Gordon Brown is not well-known in America. As the Brit chancellor — the rough equivalent of our Secretary of the Treasury — he is known in financial circles, but not elsewhere. From his public record, it’s not clear how or whether Brown will continue Blair’s close relationship with President Bush. To understand Brown, we have to understand David Cameron first.
Cameron, the young leader of the British Conservative Party, is anything but a conservative. Since John Major’s Prime Ministership, there has been a role reversal in British politics. As hard as it is to understand from here, the Conservatives are more liberal than the liberal Labourites. Cameron’s policies range from an Al Gorian devotion to global warming to a dogmatic opposition to Thatcherite conservatism that leave him somewhere on the political scale between Joe Lieberman and Hillary Clinton. On that same scale, Gordon Brown is probably somewhere between Lindsay (McCain lite) Graham and Arlen Specter. What to expect?
We can expect Brown to distance himself from President Bush. Brown is interested in nothing so much as lasting in the Prime Ministership as long as Blair did. He will have to distance himself from Bush — and the war — to do that.
Brown has indicated, fairly subtly, that he will do just that and do whatever it may take to avoid being called Mr. Bush’s lap dog. According to one two-year old Newsweek report, Brown spends summer vacations in Nantucket with his friend, Democratic political strategist Bob Shrum. That same report said that, when asked about President Bush, Brown said, ‘my contacts with the American administration have been mainly at a Finance-minister level.’ Pressed on the subject, he said only that he was now chancellor and couldn’t say what his relationship with Bush might be in the future. ‘I think speculation about who is going to be doing what is not something I want to get into,’ he said. And he managed to say all of this without once mentioning Bush by name.”
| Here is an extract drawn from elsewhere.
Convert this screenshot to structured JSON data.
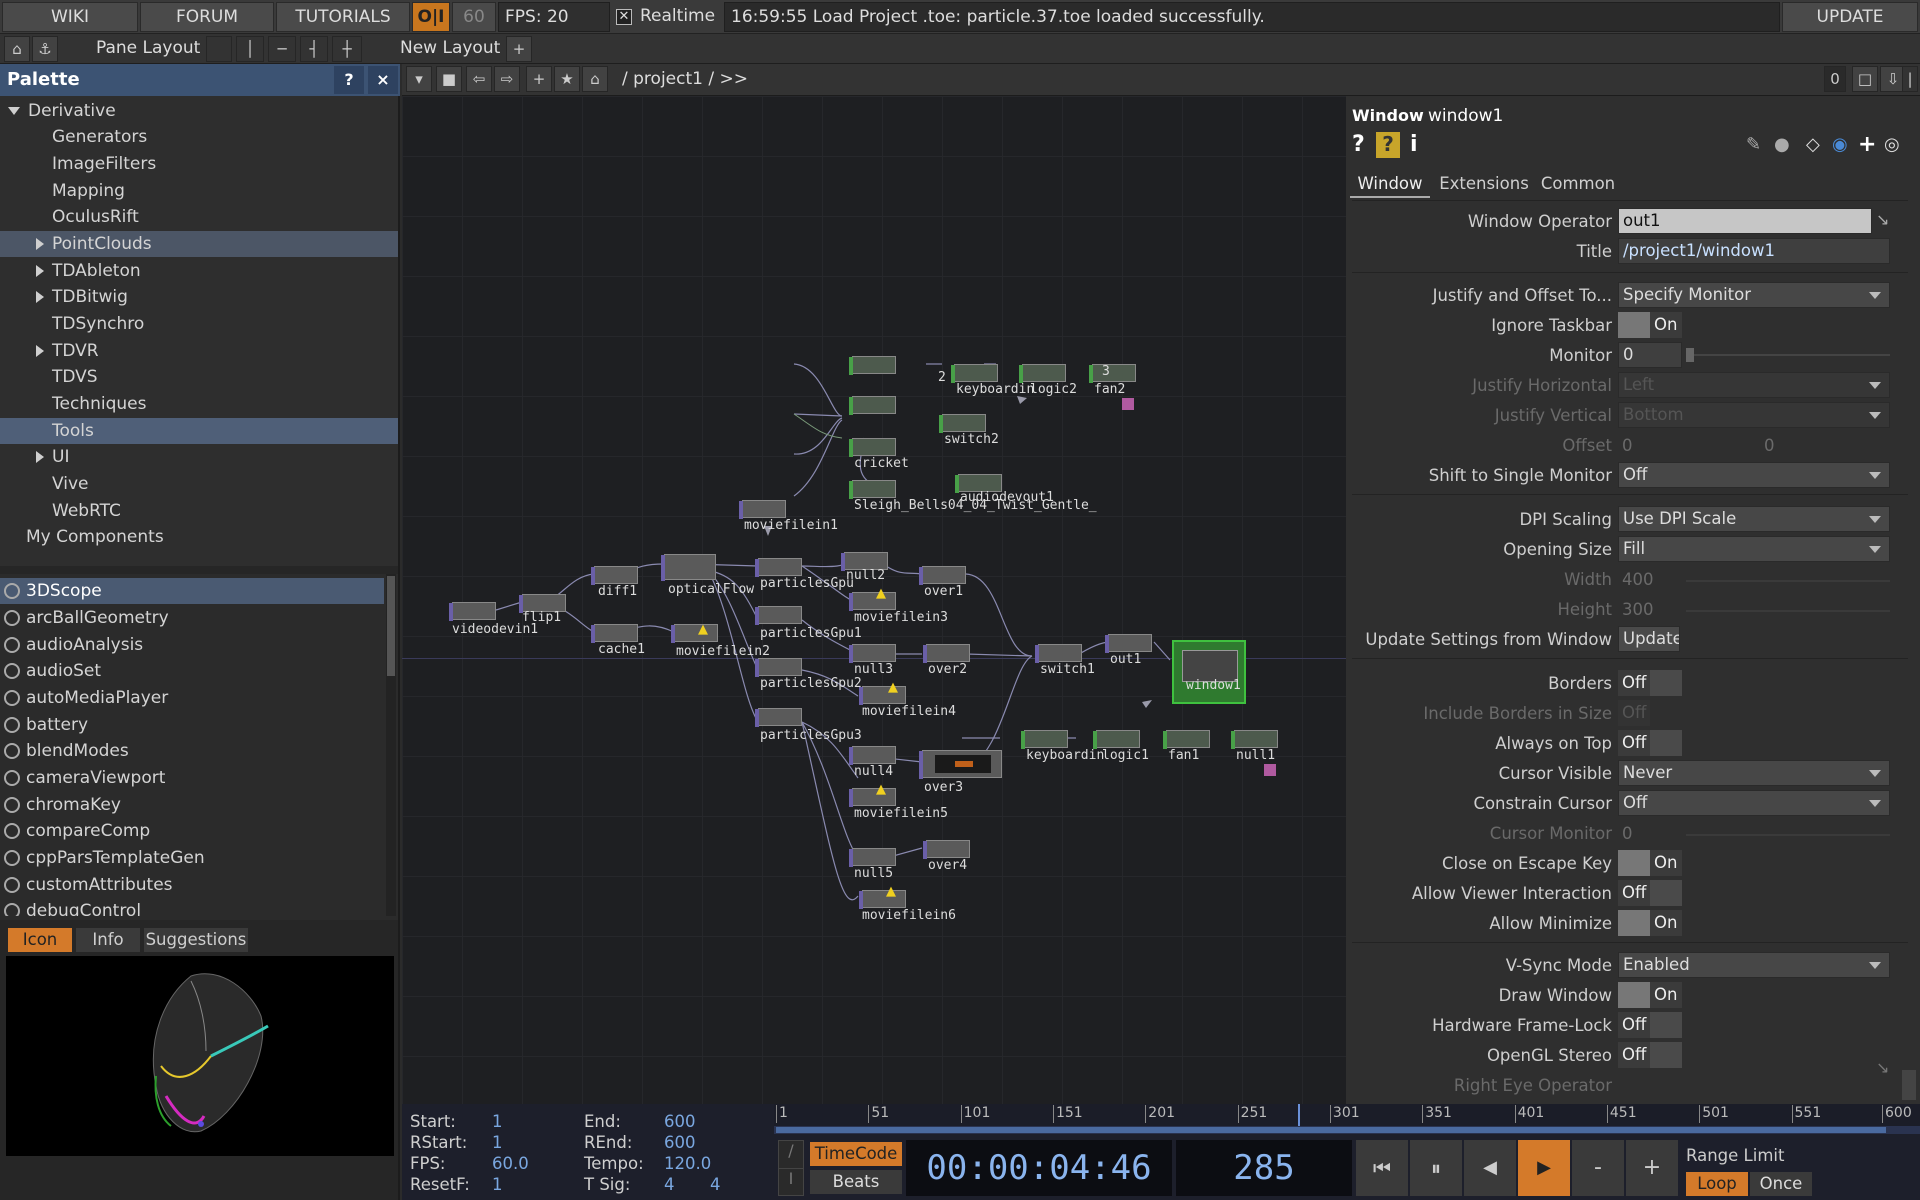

Brown will take his party farther left than Blair ever wanted to. Blair was no conservative, but Brown will have to appease the hard left in his own party by spending more on pet agendas. He will do what Clinton did, triangulating between a relatively conservative position on Iraq and a hard-left domestic policy agenda. Brown has labeled himself an “Atlanticist,” devoted to the Anglo-American “special relationship,” but that may be more style than substance. Blair had been a strong supporter of the European Union, but Brown may take advantage of Euroskepticism in Britain to position the Labour Party to defeat Cameron in the coming elections. Guarding his left against his own party’s radicals and running to the right of both the Liberal Democrat Party and the Conservatives, Brown will remake the Atlantic Alliance in his own image.
In the next two to four years, the image of Britain will change quickly. It will not be the image of Tony Blair or — likely — the image of Gordon Brown. It will be something we haven’t seen before. It may well be that when we look at Britain, we’ll see France. Tony, we shall miss you.